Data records
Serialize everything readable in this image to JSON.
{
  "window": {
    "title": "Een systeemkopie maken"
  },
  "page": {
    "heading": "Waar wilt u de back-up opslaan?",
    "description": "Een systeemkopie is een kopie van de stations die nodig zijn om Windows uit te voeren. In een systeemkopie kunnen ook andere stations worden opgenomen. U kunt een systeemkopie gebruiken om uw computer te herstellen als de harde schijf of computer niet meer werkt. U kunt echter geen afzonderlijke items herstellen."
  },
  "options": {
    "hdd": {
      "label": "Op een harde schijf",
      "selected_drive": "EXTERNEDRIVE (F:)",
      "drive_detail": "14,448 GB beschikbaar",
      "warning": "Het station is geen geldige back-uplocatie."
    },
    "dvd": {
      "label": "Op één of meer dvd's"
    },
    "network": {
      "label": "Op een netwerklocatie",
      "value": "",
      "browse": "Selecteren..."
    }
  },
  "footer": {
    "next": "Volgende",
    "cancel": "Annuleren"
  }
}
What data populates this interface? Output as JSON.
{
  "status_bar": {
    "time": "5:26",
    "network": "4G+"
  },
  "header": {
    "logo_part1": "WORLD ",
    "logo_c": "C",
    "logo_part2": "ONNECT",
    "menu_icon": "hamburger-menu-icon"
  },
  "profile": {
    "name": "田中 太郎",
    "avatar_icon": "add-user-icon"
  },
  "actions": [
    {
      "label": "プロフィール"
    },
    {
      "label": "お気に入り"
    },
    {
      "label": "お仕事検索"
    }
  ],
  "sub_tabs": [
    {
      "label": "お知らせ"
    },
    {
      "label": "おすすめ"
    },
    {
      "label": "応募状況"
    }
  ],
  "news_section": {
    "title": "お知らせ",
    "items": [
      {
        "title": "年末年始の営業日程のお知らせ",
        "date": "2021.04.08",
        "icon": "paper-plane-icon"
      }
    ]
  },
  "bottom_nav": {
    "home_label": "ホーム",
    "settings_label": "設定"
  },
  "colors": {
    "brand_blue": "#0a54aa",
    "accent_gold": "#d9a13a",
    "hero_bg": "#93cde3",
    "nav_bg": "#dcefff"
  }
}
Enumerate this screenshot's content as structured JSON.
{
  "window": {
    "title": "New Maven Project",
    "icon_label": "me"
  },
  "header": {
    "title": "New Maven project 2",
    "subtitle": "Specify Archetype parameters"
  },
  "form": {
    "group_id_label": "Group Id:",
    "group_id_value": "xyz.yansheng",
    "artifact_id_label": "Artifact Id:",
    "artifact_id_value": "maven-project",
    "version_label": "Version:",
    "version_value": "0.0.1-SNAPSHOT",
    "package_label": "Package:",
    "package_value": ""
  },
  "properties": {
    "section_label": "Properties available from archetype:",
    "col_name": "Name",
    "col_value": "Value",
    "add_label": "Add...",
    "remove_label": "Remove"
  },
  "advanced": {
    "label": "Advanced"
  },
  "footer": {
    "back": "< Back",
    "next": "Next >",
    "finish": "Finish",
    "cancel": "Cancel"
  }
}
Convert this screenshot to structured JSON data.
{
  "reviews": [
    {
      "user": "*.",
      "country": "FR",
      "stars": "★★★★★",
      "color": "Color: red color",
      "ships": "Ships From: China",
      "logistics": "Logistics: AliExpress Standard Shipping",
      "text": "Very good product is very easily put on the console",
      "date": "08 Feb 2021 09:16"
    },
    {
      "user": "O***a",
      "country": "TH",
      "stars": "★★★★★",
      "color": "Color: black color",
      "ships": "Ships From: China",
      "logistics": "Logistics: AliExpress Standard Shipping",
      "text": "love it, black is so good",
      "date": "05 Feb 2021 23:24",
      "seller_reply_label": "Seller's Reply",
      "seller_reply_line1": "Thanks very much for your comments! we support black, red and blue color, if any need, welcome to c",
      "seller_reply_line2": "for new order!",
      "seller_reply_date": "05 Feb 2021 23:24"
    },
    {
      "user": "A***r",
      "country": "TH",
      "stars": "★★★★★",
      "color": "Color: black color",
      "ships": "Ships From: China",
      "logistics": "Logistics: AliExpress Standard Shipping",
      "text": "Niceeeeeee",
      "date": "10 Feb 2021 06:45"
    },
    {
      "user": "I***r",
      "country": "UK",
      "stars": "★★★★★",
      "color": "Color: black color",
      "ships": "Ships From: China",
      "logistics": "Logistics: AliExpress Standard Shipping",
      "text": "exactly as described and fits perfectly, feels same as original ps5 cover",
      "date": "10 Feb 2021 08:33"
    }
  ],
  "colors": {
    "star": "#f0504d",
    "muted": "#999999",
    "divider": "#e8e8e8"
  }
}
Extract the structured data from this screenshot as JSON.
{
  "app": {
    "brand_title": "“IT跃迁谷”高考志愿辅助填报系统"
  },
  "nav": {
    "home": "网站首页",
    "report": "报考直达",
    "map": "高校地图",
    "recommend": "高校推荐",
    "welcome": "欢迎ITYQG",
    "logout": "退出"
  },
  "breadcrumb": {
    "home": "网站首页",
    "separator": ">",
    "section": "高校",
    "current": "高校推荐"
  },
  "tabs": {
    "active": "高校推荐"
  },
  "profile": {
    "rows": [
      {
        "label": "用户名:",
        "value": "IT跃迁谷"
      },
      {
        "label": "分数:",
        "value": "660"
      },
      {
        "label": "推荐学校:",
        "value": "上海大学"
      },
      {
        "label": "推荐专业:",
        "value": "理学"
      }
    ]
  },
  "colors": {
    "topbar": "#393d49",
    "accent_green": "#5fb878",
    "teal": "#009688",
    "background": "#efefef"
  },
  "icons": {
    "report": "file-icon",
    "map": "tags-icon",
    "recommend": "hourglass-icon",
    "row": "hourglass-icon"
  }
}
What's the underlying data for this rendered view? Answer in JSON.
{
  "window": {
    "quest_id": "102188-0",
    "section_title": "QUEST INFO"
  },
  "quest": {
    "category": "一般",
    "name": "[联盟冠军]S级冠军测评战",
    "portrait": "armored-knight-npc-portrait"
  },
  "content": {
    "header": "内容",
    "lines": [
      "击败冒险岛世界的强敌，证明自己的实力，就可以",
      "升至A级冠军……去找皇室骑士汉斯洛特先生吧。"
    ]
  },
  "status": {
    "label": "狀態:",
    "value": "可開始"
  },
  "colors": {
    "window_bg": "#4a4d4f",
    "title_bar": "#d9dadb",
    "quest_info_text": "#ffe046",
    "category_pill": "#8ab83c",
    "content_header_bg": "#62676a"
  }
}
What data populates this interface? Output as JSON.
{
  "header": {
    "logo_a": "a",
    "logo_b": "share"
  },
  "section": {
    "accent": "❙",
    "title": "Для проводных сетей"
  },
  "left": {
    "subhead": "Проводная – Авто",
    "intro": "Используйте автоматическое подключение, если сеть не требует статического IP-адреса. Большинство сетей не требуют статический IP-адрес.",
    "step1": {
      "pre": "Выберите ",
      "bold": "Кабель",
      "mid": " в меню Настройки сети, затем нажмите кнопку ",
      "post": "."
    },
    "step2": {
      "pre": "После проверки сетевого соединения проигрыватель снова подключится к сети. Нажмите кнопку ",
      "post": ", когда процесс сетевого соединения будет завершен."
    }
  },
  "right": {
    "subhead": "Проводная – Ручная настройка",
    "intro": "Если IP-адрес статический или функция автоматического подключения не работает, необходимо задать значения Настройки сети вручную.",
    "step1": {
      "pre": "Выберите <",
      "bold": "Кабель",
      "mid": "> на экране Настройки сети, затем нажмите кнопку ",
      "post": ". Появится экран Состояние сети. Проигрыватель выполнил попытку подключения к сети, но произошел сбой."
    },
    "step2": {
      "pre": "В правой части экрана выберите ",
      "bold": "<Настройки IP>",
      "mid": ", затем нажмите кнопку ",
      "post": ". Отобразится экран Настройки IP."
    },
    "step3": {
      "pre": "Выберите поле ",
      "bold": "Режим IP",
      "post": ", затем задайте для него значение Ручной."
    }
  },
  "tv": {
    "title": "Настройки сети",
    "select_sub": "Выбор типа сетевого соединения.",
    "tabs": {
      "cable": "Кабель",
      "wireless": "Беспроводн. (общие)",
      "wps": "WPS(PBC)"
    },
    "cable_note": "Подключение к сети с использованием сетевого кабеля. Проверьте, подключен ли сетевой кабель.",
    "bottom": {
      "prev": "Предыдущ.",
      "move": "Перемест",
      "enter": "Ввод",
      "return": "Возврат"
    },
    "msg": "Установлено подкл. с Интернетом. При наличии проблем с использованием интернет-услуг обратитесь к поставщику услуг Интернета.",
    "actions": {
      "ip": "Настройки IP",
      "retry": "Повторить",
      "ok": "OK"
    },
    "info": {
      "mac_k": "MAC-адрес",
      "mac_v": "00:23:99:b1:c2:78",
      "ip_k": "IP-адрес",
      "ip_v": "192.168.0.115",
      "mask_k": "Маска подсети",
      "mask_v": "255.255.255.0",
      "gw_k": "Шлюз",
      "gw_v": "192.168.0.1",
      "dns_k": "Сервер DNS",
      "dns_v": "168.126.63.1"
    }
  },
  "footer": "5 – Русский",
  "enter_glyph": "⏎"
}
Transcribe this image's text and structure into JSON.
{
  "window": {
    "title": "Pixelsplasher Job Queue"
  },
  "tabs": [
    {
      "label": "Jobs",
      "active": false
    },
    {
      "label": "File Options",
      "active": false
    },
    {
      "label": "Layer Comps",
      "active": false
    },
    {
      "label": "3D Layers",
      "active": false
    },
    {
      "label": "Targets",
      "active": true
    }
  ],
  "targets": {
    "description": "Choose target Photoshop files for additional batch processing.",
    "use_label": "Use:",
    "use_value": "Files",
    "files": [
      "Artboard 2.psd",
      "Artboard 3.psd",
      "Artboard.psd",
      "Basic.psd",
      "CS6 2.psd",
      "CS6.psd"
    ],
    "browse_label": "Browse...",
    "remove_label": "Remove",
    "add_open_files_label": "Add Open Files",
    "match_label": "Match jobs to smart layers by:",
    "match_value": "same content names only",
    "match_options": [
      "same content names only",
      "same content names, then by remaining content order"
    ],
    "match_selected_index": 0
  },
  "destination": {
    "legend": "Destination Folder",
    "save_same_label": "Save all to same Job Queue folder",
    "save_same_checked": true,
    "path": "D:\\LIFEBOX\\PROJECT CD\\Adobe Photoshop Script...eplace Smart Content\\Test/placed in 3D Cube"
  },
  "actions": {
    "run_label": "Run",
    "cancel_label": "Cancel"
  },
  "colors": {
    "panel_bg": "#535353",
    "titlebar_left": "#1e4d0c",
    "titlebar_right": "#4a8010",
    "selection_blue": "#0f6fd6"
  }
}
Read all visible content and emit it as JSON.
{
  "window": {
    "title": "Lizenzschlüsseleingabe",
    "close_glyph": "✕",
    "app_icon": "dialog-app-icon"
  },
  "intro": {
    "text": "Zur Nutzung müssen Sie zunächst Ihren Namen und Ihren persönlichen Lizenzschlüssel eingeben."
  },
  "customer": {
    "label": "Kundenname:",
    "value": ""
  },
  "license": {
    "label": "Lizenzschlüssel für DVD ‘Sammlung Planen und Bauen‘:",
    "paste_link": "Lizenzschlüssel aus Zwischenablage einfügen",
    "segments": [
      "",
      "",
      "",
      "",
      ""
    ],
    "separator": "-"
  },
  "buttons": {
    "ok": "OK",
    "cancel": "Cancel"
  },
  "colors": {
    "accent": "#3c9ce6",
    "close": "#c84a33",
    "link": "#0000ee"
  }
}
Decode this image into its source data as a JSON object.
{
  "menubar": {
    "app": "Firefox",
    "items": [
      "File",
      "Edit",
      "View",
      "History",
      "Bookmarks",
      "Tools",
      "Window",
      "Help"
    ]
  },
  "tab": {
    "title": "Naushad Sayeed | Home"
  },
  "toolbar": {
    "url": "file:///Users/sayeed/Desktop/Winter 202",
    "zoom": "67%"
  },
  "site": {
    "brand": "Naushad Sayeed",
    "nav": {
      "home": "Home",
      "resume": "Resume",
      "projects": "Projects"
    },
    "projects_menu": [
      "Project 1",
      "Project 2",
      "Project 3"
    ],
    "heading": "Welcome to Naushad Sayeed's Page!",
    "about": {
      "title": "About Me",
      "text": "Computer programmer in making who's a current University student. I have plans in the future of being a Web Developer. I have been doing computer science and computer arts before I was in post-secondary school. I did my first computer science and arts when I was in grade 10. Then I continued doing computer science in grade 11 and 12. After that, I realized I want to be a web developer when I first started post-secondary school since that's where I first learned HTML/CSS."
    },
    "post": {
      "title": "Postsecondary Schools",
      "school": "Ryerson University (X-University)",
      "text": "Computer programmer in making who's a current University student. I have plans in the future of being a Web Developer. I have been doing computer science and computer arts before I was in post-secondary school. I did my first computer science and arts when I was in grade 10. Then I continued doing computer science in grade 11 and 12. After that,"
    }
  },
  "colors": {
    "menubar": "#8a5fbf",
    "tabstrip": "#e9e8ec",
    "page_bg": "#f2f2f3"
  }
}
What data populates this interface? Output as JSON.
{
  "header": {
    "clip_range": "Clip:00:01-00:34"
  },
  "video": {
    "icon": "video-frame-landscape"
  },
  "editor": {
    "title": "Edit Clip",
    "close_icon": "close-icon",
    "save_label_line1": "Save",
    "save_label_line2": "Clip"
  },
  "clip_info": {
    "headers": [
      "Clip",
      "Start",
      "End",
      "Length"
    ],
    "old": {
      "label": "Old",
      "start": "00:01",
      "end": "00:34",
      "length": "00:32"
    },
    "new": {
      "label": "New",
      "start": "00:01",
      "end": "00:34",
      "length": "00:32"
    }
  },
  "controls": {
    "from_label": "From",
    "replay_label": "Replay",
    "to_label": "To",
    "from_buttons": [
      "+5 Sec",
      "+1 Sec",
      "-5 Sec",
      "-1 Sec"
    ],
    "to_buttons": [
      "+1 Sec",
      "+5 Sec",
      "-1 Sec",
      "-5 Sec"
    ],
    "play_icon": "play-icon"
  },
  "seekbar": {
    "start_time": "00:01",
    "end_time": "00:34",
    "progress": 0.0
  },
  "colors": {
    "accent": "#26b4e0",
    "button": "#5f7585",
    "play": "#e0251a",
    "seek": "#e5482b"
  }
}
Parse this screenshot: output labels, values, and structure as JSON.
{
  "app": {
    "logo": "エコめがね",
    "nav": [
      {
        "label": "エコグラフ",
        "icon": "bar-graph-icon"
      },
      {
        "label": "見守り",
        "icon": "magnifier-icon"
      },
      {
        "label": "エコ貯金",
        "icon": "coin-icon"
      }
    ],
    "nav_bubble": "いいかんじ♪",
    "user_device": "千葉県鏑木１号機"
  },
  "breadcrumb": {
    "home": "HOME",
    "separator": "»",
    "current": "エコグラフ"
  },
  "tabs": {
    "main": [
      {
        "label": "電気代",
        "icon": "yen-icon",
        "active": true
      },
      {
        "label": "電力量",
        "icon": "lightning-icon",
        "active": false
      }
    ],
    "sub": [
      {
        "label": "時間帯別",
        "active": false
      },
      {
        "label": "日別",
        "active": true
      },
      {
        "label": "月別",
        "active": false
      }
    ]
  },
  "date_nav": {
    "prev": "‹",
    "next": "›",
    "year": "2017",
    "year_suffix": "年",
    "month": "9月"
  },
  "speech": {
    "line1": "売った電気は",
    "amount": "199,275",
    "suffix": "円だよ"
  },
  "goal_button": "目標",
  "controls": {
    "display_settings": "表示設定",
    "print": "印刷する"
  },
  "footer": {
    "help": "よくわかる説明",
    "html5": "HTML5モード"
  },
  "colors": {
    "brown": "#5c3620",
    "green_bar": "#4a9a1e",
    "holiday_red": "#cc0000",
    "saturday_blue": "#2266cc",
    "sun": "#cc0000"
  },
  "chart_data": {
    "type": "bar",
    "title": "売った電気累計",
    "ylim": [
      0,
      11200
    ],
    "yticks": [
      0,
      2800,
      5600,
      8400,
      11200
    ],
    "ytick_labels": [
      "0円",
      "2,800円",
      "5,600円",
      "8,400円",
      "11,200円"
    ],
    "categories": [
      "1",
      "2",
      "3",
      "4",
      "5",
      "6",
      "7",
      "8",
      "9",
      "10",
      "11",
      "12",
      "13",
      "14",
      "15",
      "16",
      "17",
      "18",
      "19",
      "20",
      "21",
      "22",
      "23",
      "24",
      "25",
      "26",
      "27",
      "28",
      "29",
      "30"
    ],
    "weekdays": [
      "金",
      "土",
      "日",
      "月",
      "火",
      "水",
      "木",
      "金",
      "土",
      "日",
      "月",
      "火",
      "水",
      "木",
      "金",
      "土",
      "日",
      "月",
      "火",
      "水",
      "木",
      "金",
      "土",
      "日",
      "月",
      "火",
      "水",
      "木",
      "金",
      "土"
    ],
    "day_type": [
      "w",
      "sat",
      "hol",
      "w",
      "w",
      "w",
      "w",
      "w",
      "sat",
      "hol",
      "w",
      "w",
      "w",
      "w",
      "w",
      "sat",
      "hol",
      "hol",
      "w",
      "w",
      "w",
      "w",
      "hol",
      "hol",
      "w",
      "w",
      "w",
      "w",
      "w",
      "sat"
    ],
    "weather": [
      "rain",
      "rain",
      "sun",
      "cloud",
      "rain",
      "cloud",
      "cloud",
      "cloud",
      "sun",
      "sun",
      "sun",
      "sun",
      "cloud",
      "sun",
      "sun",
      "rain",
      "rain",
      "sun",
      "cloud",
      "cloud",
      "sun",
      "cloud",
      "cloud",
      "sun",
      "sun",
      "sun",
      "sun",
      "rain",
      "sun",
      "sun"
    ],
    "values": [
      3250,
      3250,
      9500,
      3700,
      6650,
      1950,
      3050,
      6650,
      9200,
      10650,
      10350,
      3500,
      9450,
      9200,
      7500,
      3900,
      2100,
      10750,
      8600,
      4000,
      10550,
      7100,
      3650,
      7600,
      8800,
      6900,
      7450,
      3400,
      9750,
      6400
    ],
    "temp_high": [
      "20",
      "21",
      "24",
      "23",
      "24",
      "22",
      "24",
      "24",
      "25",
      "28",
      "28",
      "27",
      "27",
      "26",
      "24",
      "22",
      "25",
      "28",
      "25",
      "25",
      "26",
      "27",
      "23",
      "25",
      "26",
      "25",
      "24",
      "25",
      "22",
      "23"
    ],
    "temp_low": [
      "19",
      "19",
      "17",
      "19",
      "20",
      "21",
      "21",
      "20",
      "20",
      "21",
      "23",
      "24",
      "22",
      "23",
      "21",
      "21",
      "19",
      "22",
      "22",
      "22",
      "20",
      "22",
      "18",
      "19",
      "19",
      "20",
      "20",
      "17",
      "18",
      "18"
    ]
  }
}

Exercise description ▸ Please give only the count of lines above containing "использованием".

Output for this exercise ▸ 2